What you have to do
Each line below that carries the string "from" must appear in the answer.

Information provided
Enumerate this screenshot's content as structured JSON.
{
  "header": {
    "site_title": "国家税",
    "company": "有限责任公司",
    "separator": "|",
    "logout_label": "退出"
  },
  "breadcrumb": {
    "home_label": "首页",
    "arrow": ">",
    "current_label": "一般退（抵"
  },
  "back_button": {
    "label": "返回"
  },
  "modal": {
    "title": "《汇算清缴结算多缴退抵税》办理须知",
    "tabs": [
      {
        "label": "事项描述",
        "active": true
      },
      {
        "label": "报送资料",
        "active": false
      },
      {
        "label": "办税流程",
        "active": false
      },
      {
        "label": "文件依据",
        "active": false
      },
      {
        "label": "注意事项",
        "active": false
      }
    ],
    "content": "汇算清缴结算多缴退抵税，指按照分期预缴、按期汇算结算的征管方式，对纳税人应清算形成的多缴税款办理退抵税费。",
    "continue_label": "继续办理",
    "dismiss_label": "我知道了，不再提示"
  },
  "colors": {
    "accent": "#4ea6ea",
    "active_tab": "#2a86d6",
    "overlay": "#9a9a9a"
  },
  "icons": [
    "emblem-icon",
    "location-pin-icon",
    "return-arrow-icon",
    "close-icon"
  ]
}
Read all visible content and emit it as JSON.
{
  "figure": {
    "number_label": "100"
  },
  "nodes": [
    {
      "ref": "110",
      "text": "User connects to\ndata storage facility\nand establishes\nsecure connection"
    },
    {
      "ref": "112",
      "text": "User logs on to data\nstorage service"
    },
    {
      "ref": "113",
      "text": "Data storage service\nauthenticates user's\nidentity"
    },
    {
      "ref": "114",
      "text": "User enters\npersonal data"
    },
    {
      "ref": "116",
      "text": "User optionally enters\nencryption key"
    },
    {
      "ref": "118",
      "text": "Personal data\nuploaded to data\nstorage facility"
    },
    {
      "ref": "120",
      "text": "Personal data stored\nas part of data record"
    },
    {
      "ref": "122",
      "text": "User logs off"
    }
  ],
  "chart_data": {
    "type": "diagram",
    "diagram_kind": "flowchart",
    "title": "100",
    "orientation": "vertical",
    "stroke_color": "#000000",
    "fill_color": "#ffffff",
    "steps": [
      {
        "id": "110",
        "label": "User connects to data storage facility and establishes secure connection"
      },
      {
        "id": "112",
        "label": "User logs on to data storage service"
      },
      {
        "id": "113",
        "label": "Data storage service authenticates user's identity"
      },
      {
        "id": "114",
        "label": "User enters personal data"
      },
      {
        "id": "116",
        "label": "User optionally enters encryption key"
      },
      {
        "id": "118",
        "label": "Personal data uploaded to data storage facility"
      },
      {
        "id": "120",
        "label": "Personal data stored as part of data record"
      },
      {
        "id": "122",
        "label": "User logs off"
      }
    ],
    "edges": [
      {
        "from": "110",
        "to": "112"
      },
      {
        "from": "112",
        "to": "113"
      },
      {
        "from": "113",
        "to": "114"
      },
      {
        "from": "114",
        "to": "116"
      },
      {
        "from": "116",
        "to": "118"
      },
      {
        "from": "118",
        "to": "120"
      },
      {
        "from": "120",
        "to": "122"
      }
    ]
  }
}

Reply to the task
        "from": "110",
        "from": "112",
        "from": "113",
        "from": "114",
        "from": "116",
        "from": "118",
        "from": "120",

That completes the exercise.